For the first time, electricity in the South is primarily supplied by natural gas-fired power plants, according to a recently-released report by the Southern States Energy Board (SSEB).
In 2015, natural gas was used to generate 773 TWh, 40% of electricity generation in the South, compared with 34% two years ago, according to the “Energy Profile” report released June 28 by the board and its Secretary and Executive Director Kenneth Nemeth.
During this same time period, coal-fired generation has decreased from 40% to 33%. Nuclear power remains the No. 3 source of generation in the South at 19%, according to the report.
“The electricity generation portfolios of both the SSEB region and the United States are rapidly changing, influenced by market conditions, environmental regulations, and state and federal policies related to energy production,” according to the board’s report.
The Southern States Energy Board (SSEB) is a non-profit interstate compact organization created in 1960. Sixteen southern states and two territories comprise the membership of SSEB: Alabama, Arkansas, Florida, Georgia, Kentucky, Louisiana, Maryland, Mississippi, Missouri, North Carolina, Oklahoma, Puerto Rico, South Carolina, Tennessee, Texas, U.S. Virgin Islands, Virginia and West Virginia.

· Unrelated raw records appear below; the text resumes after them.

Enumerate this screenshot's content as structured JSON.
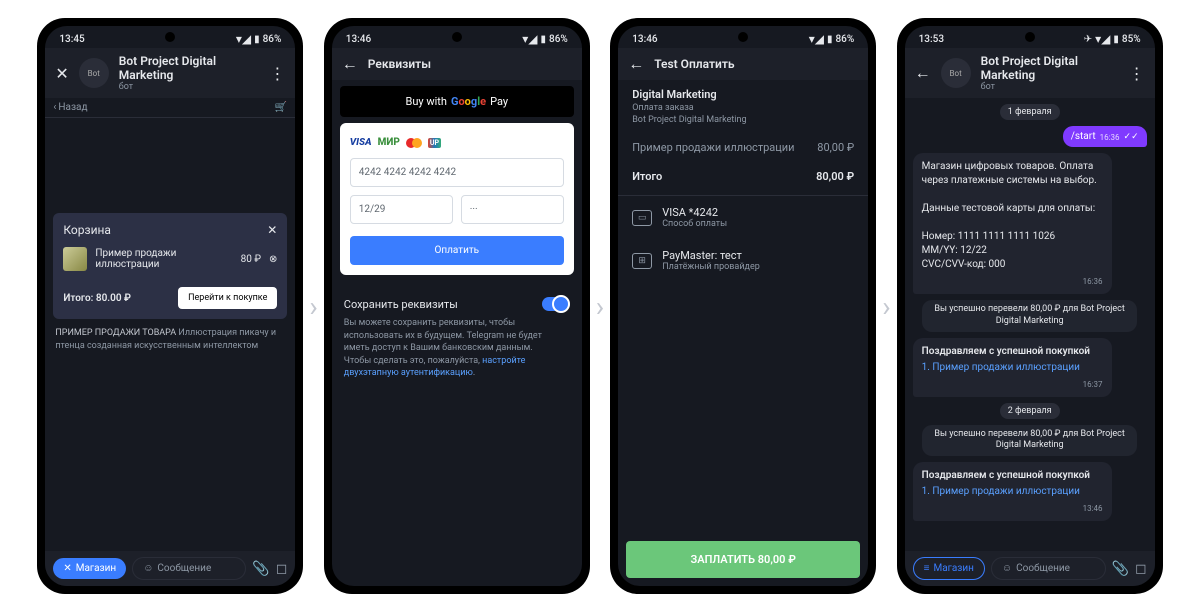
{
  "status": {
    "s1_time": "13:45",
    "s2_time": "13:46",
    "s3_time": "13:46",
    "s4_time": "13:53",
    "b1": "86%",
    "b2": "86%",
    "b3": "86%",
    "b4": "85%"
  },
  "s1": {
    "title": "Bot Project Digital Marketing",
    "sub": "бот",
    "back": "Назад",
    "cart_title": "Корзина",
    "item_name": "Пример продажи иллюстрации",
    "item_price": "80 ₽",
    "total": "Итого: 80.00 ₽",
    "checkout": "Перейти к покупке",
    "cap1": "ПРИМЕР ПРОДАЖИ ТОВАРА",
    "cap2": "Иллюстрация пикачу и птенца созданная искусственным интеллектом",
    "store": "Магазин",
    "msg_ph": "Сообщение"
  },
  "s2": {
    "title": "Реквизиты",
    "gpay": "Buy with",
    "card_no": "4242 4242 4242 4242",
    "exp": "12/29",
    "cvc": "···",
    "pay": "Оплатить",
    "save": "Сохранить реквизиты",
    "note1": "Вы можете сохранить реквизиты, чтобы использовать их в будущем. Telegram не будет иметь доступ к Вашим банковским данным.",
    "note2a": "Чтобы сделать это, пожалуйста, ",
    "note2b": "настройте двухэтапную аутентификацию",
    "note2c": "."
  },
  "s3": {
    "title": "Test Оплатить",
    "h1": "Digital Marketing",
    "h2": "Оплата заказа",
    "h3": "Bot Project Digital Marketing",
    "item": "Пример продажи иллюстрации",
    "item_price": "80,00 ₽",
    "total_lbl": "Итого",
    "total_val": "80,00 ₽",
    "method": "VISA *4242",
    "method_sub": "Способ оплаты",
    "provider": "PayMaster: тест",
    "provider_sub": "Платёжный провайдер",
    "pay": "ЗАПЛАТИТЬ 80,00 ₽"
  },
  "s4": {
    "title": "Bot Project Digital Marketing",
    "sub": "бот",
    "date1": "1 февраля",
    "start": "/start",
    "start_t": "16:36",
    "m1": "Магазин цифровых товаров. Оплата через платежные системы на выбор.",
    "m2": "Данные тестовой карты для оплаты:",
    "m3a": "Номер: 1111 1111 1111 1026",
    "m3b": "MM/YY: 12/22",
    "m3c": "CVC/CVV-код: 000",
    "m_t1": "16:36",
    "svc1": "Вы успешно перевели 80,00 ₽ для Bot Project Digital Marketing",
    "m4a": "Поздравляем с успешной покупкой",
    "m4b": "1. Пример продажи иллюстрации",
    "m_t2": "16:37",
    "date2": "2 февраля",
    "svc2": "Вы успешно перевели 80,00 ₽ для Bot Project Digital Marketing",
    "m5a": "Поздравляем с успешной покупкой",
    "m5b": "1. Пример продажи иллюстрации",
    "m_t3": "13:46",
    "store": "Магазин",
    "msg_ph": "Сообщение"
  }
}
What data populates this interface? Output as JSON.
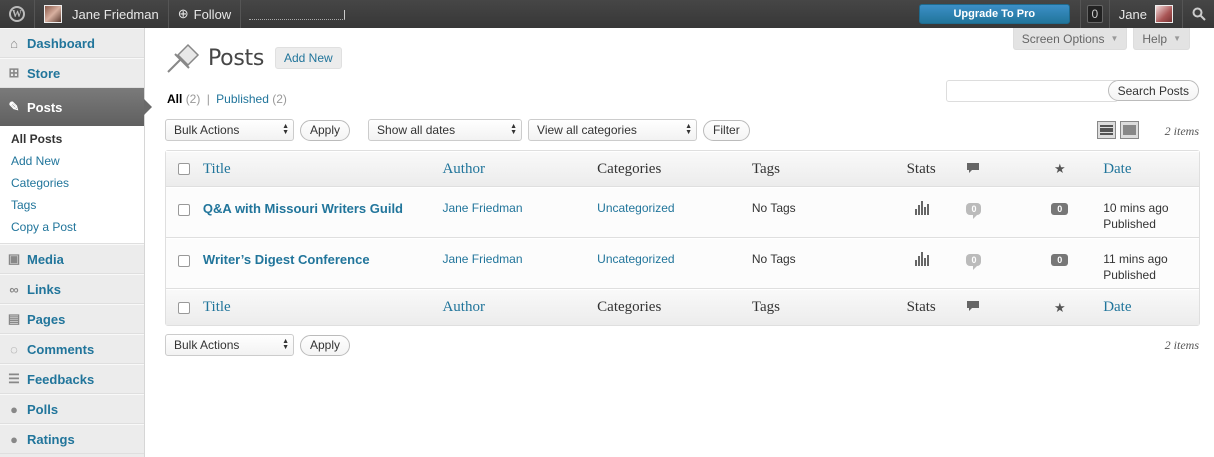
{
  "admin_bar": {
    "site_user": "Jane Friedman",
    "follow": "Follow",
    "upgrade": "Upgrade To Pro",
    "notifications": "0",
    "account": "Jane"
  },
  "sidebar": {
    "items": [
      {
        "label": "Dashboard",
        "icon": "dashboard-icon"
      },
      {
        "label": "Store",
        "icon": "cart-icon"
      },
      {
        "label": "Posts",
        "icon": "pushpin-icon"
      },
      {
        "label": "Media",
        "icon": "media-icon"
      },
      {
        "label": "Links",
        "icon": "link-icon"
      },
      {
        "label": "Pages",
        "icon": "pages-icon"
      },
      {
        "label": "Comments",
        "icon": "comments-icon"
      },
      {
        "label": "Feedbacks",
        "icon": "feedback-icon"
      },
      {
        "label": "Polls",
        "icon": "polls-icon"
      },
      {
        "label": "Ratings",
        "icon": "ratings-icon"
      }
    ],
    "submenu": [
      "All Posts",
      "Add New",
      "Categories",
      "Tags",
      "Copy a Post"
    ]
  },
  "screen_meta": {
    "screen_options": "Screen Options",
    "help": "Help"
  },
  "page": {
    "title": "Posts",
    "add_new": "Add New"
  },
  "filters": {
    "all_label": "All",
    "all_count": "(2)",
    "separator": "|",
    "published_label": "Published",
    "published_count": "(2)"
  },
  "search": {
    "value": "",
    "button": "Search Posts"
  },
  "tablenav_top": {
    "bulk_actions": "Bulk Actions",
    "apply": "Apply",
    "dates": "Show all dates",
    "categories": "View all categories",
    "filter": "Filter",
    "count": "2 items"
  },
  "tablenav_bottom": {
    "bulk_actions": "Bulk Actions",
    "apply": "Apply",
    "count": "2 items"
  },
  "table": {
    "columns": {
      "title": "Title",
      "author": "Author",
      "categories": "Categories",
      "tags": "Tags",
      "stats": "Stats",
      "date": "Date"
    },
    "rows": [
      {
        "title": "Q&A with Missouri Writers Guild",
        "author": "Jane Friedman",
        "categories": "Uncategorized",
        "tags": "No Tags",
        "comments": "0",
        "rating": "0",
        "date": "10 mins ago",
        "status": "Published"
      },
      {
        "title": "Writer’s Digest Conference",
        "author": "Jane Friedman",
        "categories": "Uncategorized",
        "tags": "No Tags",
        "comments": "0",
        "rating": "0",
        "date": "11 mins ago",
        "status": "Published"
      }
    ]
  }
}
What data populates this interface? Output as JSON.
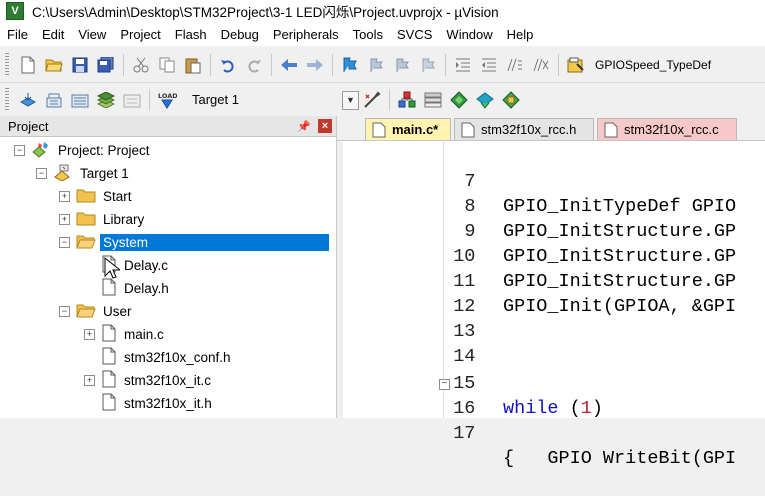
{
  "window": {
    "title": "C:\\Users\\Admin\\Desktop\\STM32Project\\3-1 LED闪烁\\Project.uvprojx - µVision",
    "app_icon": "V"
  },
  "menu": [
    "File",
    "Edit",
    "View",
    "Project",
    "Flash",
    "Debug",
    "Peripherals",
    "Tools",
    "SVCS",
    "Window",
    "Help"
  ],
  "toolbar": {
    "function_combo": "GPIOSpeed_TypeDef",
    "target_select": "Target 1"
  },
  "project_panel": {
    "title": "Project",
    "pin": "📌",
    "close": "×",
    "tree": [
      {
        "label": "Project: Project",
        "level": 0,
        "toggle": "−",
        "icon": "project-root-icon"
      },
      {
        "label": "Target 1",
        "level": 1,
        "toggle": "−",
        "icon": "target-icon"
      },
      {
        "label": "Start",
        "level": 2,
        "toggle": "+",
        "icon": "folder-icon"
      },
      {
        "label": "Library",
        "level": 2,
        "toggle": "+",
        "icon": "folder-icon"
      },
      {
        "label": "System",
        "level": 2,
        "toggle": "−",
        "icon": "folder-open-icon",
        "selected": true
      },
      {
        "label": "Delay.c",
        "level": 3,
        "toggle": "",
        "icon": "file-icon"
      },
      {
        "label": "Delay.h",
        "level": 3,
        "toggle": "",
        "icon": "file-icon"
      },
      {
        "label": "User",
        "level": 2,
        "toggle": "−",
        "icon": "folder-open-icon"
      },
      {
        "label": "main.c",
        "level": 3,
        "toggle": "+",
        "icon": "file-icon"
      },
      {
        "label": "stm32f10x_conf.h",
        "level": 3,
        "toggle": "",
        "icon": "file-icon"
      },
      {
        "label": "stm32f10x_it.c",
        "level": 3,
        "toggle": "+",
        "icon": "file-icon"
      },
      {
        "label": "stm32f10x_it.h",
        "level": 3,
        "toggle": "",
        "icon": "file-icon"
      }
    ]
  },
  "tabs": [
    {
      "label": "main.c*",
      "active": true,
      "color": "#fff3b0"
    },
    {
      "label": "stm32f10x_rcc.h",
      "active": false,
      "color": "#e4e4e4"
    },
    {
      "label": "stm32f10x_rcc.c",
      "active": false,
      "color": "#f7c8c8"
    }
  ],
  "editor": {
    "lines": [
      {
        "n": "7",
        "text": "GPIO_InitTypeDef GPIO",
        "fold": ""
      },
      {
        "n": "8",
        "text": "GPIO_InitStructure.GP",
        "fold": ""
      },
      {
        "n": "9",
        "text": "GPIO_InitStructure.GP",
        "fold": ""
      },
      {
        "n": "10",
        "text": "GPIO_InitStructure.GP",
        "fold": ""
      },
      {
        "n": "11",
        "text": "GPIO_Init(GPIOA, &GPI",
        "fold": ""
      },
      {
        "n": "12",
        "text": "",
        "fold": ""
      },
      {
        "n": "13",
        "text": "",
        "fold": ""
      },
      {
        "n": "14",
        "text": "",
        "fold": ""
      },
      {
        "n": "15",
        "text": "while (1)",
        "fold": ""
      },
      {
        "n": "16",
        "text": "{",
        "fold": "−"
      },
      {
        "n": "17",
        "text": "    GPIO WriteBit(GPI",
        "fold": ""
      }
    ]
  },
  "colors": {
    "accent": "#0078d7",
    "keyword": "#1010c0",
    "number": "#b02030"
  }
}
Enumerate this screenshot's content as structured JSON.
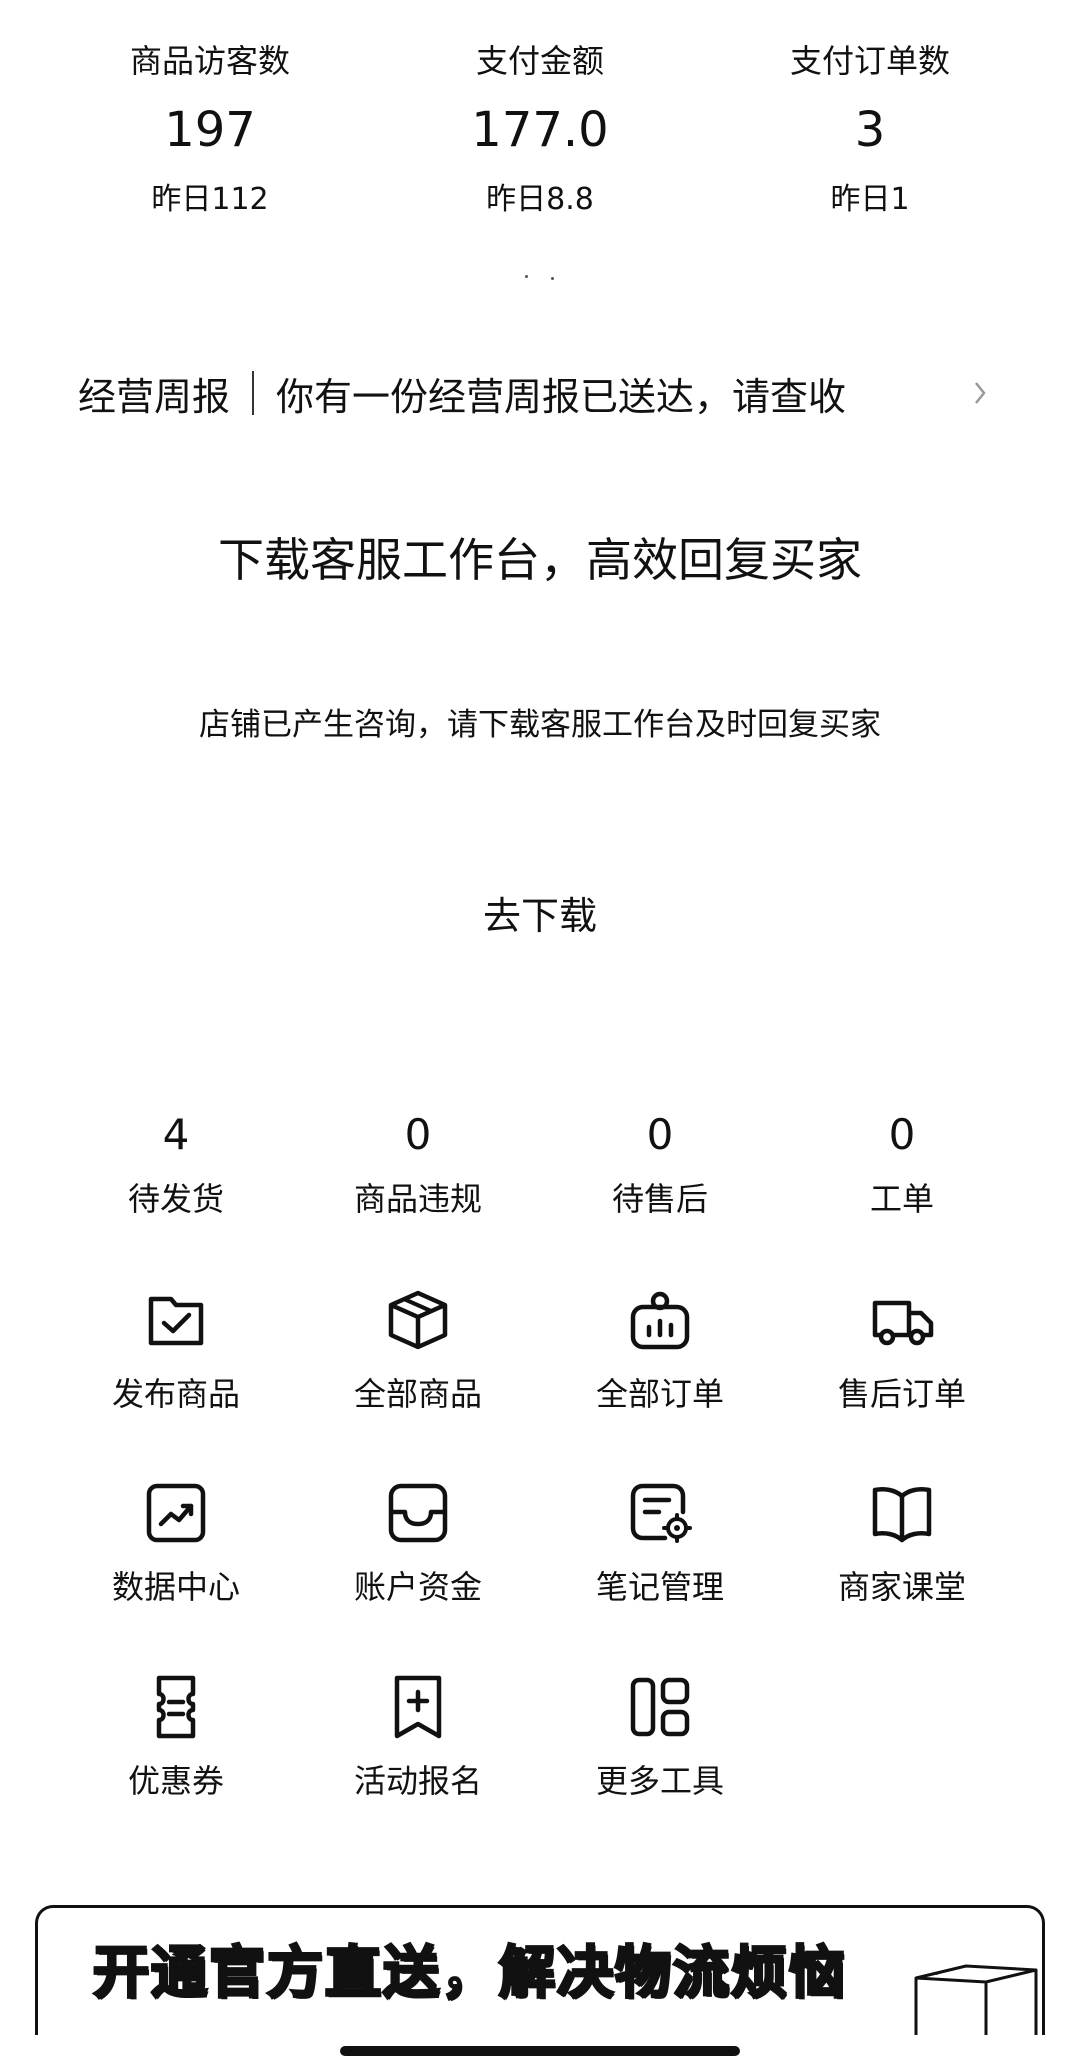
{
  "stats": [
    {
      "label": "商品访客数",
      "value": "197",
      "yesterday": "昨日112"
    },
    {
      "label": "支付金额",
      "value": "177.0",
      "yesterday": "昨日8.8"
    },
    {
      "label": "支付订单数",
      "value": "3",
      "yesterday": "昨日1"
    }
  ],
  "weekly": {
    "title": "经营周报",
    "text": "你有一份经营周报已送达，请查收"
  },
  "download": {
    "title": "下载客服工作台，高效回复买家",
    "desc": "店铺已产生咨询，请下载客服工作台及时回复买家",
    "button": "去下载"
  },
  "counters": [
    {
      "num": "4",
      "label": "待发货"
    },
    {
      "num": "0",
      "label": "商品违规"
    },
    {
      "num": "0",
      "label": "待售后"
    },
    {
      "num": "0",
      "label": "工单"
    }
  ],
  "tools": [
    {
      "label": "发布商品",
      "icon": "folder-check-icon"
    },
    {
      "label": "全部商品",
      "icon": "box-icon"
    },
    {
      "label": "全部订单",
      "icon": "order-bag-icon"
    },
    {
      "label": "售后订单",
      "icon": "truck-icon"
    },
    {
      "label": "数据中心",
      "icon": "trend-chart-icon"
    },
    {
      "label": "账户资金",
      "icon": "wallet-tray-icon"
    },
    {
      "label": "笔记管理",
      "icon": "note-settings-icon"
    },
    {
      "label": "商家课堂",
      "icon": "book-icon"
    },
    {
      "label": "优惠券",
      "icon": "coupon-icon"
    },
    {
      "label": "活动报名",
      "icon": "bookmark-plus-icon"
    },
    {
      "label": "更多工具",
      "icon": "grid-tools-icon"
    }
  ],
  "banner": {
    "text": "开通官方直送，解决物流烦恼"
  }
}
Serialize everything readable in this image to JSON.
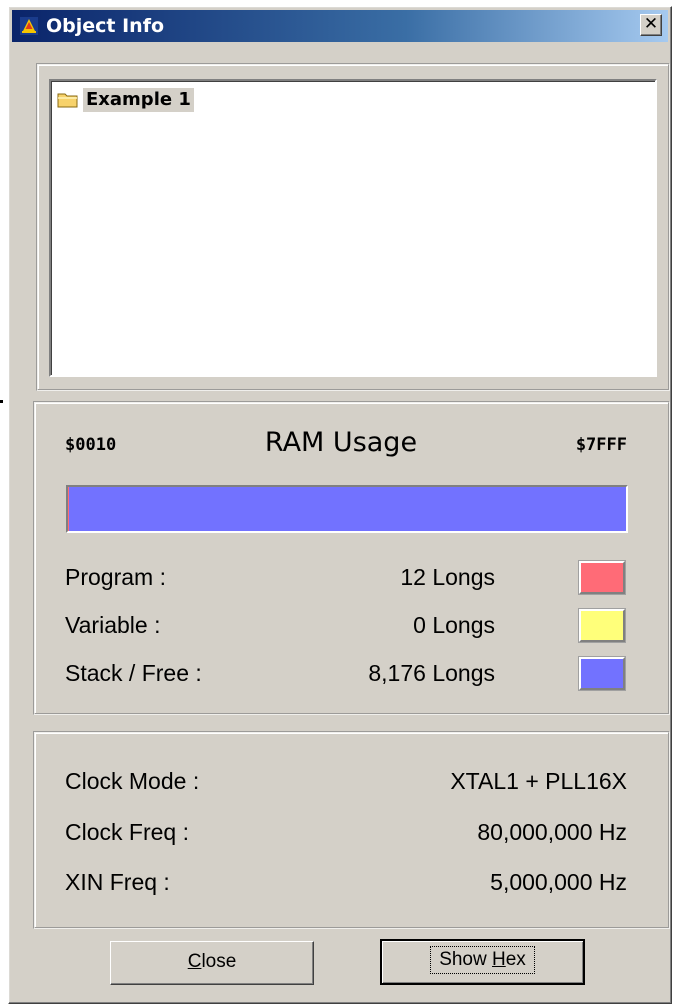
{
  "window": {
    "title": "Object Info",
    "close_glyph": "✕"
  },
  "tree": {
    "items": [
      {
        "label": "Example 1",
        "icon": "folder-icon"
      }
    ]
  },
  "ram": {
    "title": "RAM Usage",
    "start_address": "$0010",
    "end_address": "$7FFF",
    "bar": {
      "program_fraction": 0.0015,
      "variable_fraction": 0.0,
      "stack_free_fraction": 0.9985
    },
    "rows": [
      {
        "label": "Program :",
        "value": "12 Longs",
        "color": "#ff6b77"
      },
      {
        "label": "Variable :",
        "value": "0 Longs",
        "color": "#ffff7a"
      },
      {
        "label": "Stack / Free :",
        "value": "8,176 Longs",
        "color": "#7272ff"
      }
    ]
  },
  "clock": {
    "rows": [
      {
        "label": "Clock Mode :",
        "value": "XTAL1 + PLL16X"
      },
      {
        "label": "Clock Freq :",
        "value": "80,000,000 Hz"
      },
      {
        "label": "XIN Freq :",
        "value": "5,000,000 Hz"
      }
    ]
  },
  "buttons": {
    "close": {
      "label_underlined": "C",
      "label_rest": "lose"
    },
    "show_hex": {
      "label_prefix": "Show ",
      "label_underlined": "H",
      "label_rest": "ex"
    }
  },
  "colors": {
    "titlebar_start": "#0a246a",
    "titlebar_end": "#a6caf0",
    "dialog_face": "#d4d0c8",
    "stack_free": "#7272ff",
    "program": "#ff6b77",
    "variable": "#ffff7a"
  }
}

The inclusion of Texas and Oklahoma in the SSEB might help account for the fact that wind actually out-generated hydro-electric power in 2015, according to SSEB data.
The SSEB statistics, drawn from the Energy Information Administration (EIA) and other public sources, indicate that wind turbines generated 61,867 GWh of power during 2015, making it the No.4 source of power. Hydroelectric power in the SSEB region accounted for 47,787 GWh to be the fifth largest source of electricity.
By comparison the GWh data was 772,612 for gas; 642,023 for coal and 357,477 GWh for nuclear power.
Renewable electricity generation increased by 17% in the SSEB region in 2015. Wind power remains the fastest growing and is now the dominant source, at 43%, of renewable electricity generation in the region, according to the report. Hydro, which varies from year to year due to rainfall and temperature, represents 33% of the renewable electricity in the region. Solar generation exhibited the largest proportional gain, increasing 67% in 2015.
West Virginia was the SSEB’s most reliant state on coal during 2015 at 94%; followed by Kentucky (87%) and Missouri (78%).
Meanwhile Mississippi had the largest reliance on natural gas during 2015 at 70%. It’s worth noting that Southern (NYSE:SO) utility Mississippi Power is development the Kemper project in Mississippi that will gasify local lignite coal.
The 16 member states and two territories in the SSEB region consumed more than 46% of the electricity used nationwide.
Energy consumption per capita and per unit of gross domestic product (GDP) continues to be substantially higher in the South than in the rest of the nation. Total energy consumption in member states has risen by 181% from 1960, to more than 44 Quadrillion Btu in 2014.
Pollution mitigation measures at regional power plants include the use of lower-sulfur fuels and the installation of clean coal technologies. In the SSEB region, sulfur dioxide (SO2) emissions from electricity generation have been reduced 81% since 1995.
Despite a 32% increase in electricity consumption since 1995, carbon dioxide (CO2) emissions in the SSEB region have increased by only 1.1%. Regionally, CO2 emissions from electricity generation peaked at 1.3 billion tons in 2007 and were reduced to 1.049 billion tons in 2015, a 17% decrease in the past ten years.
Electricity prices in the SSEB region in 2015 were 11% lower than the national average and have remained approximately stable over the past decade.
“While the South remains the leader in energy consumption, electricity prices in 2015 were lower than the national average,” according to the report. Even though residential prices were considerably lower in the region, consumption per household remains higher than the national average partially due to those lower prices, weather requiring a heavy air-conditioning load, and housing stock.
Each SSEB jurisdiction is represented by the governor and a legislator from the House and Senate. A governor serves as the chair and legislators serve as vice-chair and treasurer. Ex-officio non-voting Board members include a federal representative appointed by the president of the United States and SSEB’s executive director, who serves as secretary.